*Over 480 000 also got R1bn in premium relief as a result of the crisis.
By Larry Claasen
Life policyholders received R230 billion in claims and benefit payments during the initial period of the COVID-19 crisis, according to the Association for Savings and Investment South Africa (Asisa).
Web Money reported that this figure came from its half-year to end-June long-term insurance statistics, gathered from Asisa members in line with regulatory reporting requirements introduced by the Insurance Act of 2018.
The R230 billion in claims and benefit payments is about R18 billion less than the corresponding figure for the prior six-month period.
The statistics also show that in spite of over 480 000 policyholders getting R1 billion in premium relief as a result of the crisis, the life industry remains financially healthy and well capitalised, says Hennie de Villiers, deputy chair of Asisa’s life and risk board committee.
Policyholders who had been struggling financially received relief payment holidays on policies of three to six months if they were suddenly unable to pay their monthly premiums due to Covid-19 – if they were in good standing.
De Villiers said from what he has seen, the majority of policyholders who were granted relief resumed their payments at the end of the relief period to ensure that their policies remained in force.
Crisis puts the industry under pressure
Though the relief is good news for policyholders, the crisis has taken a toll on the life insurance industry’s prospects.
This can be seen in 4.6 million new individual recurring-premium risk policies being signed up during the period, but more than 5.4 million lapsing.
A lapse occurs when the policyholder stops paying premiums for a risk policy that has no fund value.
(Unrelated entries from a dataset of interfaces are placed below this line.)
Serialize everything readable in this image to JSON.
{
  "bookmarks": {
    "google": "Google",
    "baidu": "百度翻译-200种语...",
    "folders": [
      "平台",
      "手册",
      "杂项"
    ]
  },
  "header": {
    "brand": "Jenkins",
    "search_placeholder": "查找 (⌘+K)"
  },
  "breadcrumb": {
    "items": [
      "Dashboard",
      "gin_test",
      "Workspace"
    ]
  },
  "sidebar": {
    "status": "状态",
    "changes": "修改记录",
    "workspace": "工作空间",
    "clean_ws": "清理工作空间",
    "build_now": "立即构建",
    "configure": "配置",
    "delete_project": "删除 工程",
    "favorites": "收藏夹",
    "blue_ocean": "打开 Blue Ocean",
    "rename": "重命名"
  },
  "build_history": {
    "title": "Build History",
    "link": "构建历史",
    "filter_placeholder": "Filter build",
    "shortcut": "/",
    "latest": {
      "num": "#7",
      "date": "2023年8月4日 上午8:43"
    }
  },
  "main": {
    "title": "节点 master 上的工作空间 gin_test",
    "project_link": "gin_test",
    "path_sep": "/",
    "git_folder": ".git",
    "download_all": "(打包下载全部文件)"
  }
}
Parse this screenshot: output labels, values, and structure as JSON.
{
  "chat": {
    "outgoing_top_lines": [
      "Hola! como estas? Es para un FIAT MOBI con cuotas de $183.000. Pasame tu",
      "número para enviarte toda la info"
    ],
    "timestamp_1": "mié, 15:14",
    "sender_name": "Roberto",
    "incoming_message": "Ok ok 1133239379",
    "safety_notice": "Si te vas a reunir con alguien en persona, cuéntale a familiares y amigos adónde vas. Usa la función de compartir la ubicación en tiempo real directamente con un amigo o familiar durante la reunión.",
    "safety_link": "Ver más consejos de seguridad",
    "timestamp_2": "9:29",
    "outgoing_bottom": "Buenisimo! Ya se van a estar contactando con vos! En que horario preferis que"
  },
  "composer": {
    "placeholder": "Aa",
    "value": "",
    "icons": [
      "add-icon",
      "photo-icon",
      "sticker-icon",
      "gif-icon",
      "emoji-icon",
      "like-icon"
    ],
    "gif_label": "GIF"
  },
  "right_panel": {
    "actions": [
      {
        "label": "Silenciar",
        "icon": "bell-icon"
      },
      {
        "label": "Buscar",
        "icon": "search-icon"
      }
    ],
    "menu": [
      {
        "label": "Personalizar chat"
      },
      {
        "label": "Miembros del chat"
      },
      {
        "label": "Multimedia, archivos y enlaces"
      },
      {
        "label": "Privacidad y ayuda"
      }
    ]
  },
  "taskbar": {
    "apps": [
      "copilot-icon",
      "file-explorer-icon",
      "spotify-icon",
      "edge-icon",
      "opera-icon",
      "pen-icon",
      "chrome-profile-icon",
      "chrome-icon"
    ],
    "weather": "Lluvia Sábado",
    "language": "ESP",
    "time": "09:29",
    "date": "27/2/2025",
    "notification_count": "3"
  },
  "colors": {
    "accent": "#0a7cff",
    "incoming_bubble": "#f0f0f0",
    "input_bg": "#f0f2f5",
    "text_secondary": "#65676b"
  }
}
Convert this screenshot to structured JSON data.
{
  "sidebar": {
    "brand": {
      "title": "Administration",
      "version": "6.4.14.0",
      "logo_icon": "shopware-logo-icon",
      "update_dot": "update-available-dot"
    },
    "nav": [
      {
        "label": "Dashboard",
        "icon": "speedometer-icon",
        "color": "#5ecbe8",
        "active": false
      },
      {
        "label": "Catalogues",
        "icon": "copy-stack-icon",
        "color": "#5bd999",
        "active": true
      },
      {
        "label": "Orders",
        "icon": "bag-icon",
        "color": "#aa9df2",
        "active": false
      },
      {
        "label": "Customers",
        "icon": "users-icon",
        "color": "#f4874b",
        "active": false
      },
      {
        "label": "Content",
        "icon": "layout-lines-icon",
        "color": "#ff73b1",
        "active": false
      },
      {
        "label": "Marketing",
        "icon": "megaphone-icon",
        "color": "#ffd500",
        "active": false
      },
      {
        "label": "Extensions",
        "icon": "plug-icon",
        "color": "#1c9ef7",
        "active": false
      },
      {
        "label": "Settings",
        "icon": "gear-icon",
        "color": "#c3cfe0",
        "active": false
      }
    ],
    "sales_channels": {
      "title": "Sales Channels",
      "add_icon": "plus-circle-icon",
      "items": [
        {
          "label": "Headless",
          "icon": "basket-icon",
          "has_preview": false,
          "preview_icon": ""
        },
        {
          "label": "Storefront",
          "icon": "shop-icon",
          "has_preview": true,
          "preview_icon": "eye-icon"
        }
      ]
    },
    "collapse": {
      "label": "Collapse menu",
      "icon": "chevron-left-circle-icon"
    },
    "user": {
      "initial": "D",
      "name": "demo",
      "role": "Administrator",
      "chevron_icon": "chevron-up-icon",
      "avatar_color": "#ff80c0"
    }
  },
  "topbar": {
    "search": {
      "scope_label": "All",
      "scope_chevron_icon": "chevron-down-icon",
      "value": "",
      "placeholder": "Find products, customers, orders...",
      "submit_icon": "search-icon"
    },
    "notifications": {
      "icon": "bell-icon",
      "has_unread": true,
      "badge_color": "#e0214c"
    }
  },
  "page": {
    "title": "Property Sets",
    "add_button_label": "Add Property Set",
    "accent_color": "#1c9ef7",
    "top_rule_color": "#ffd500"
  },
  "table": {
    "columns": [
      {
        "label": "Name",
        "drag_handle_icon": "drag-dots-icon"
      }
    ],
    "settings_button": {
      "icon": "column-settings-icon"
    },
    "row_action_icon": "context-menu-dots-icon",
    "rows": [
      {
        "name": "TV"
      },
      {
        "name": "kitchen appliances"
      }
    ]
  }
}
Such instances saw the number of risk policies in force drop from 34.6 million at the end of December 2019 to 33.8 million at the end of June 2020.
The pressure on South Africans can also be seen in 282 467 new policies being sold during the period, while 364 887 were surrendered.
A surrender is when the policyholder stops paying premiums and withdraws the fund value before maturity.
De Villiers says that while this is concerning it was not surprising, given the impact of the Covid-19 lockdown on the earning ability of thousands of South Africans.
“When times are tough consumers are less likely to take out new savings policies. At the same time, more policyholders surrender their savings policies to access their savings due to financial hardship.”
The lockdown restrictions also capped life insurers’ ability to advise clients and to sign up new business.
Sector still strong
Even so, looked at as a whole, De Villiers says the industry is relatively healthy as it held assets of R3.1 trillion at the end of June 2020, while liabilities amounted to R2.8 trillion.
This left it with free assets of R330 billion, which is more than double the reserve buffer required by the new Solvency Capital Requirements. The free assets of R330 billion are, however, about R44 billion less than the figure for the corresponding prior six-month period.
Nevertheless, De Villiers says having free assets of R300 billion implies that the insurance industry is well-positioned to deal with economic pressures exacerbated by the Covid-19 pandemic.
“This means that we can give policyholders and their beneficiaries the assurance that the industry is well-positioned to weather this storm and that we will be able to honour every single valid claim,” says De Villiers.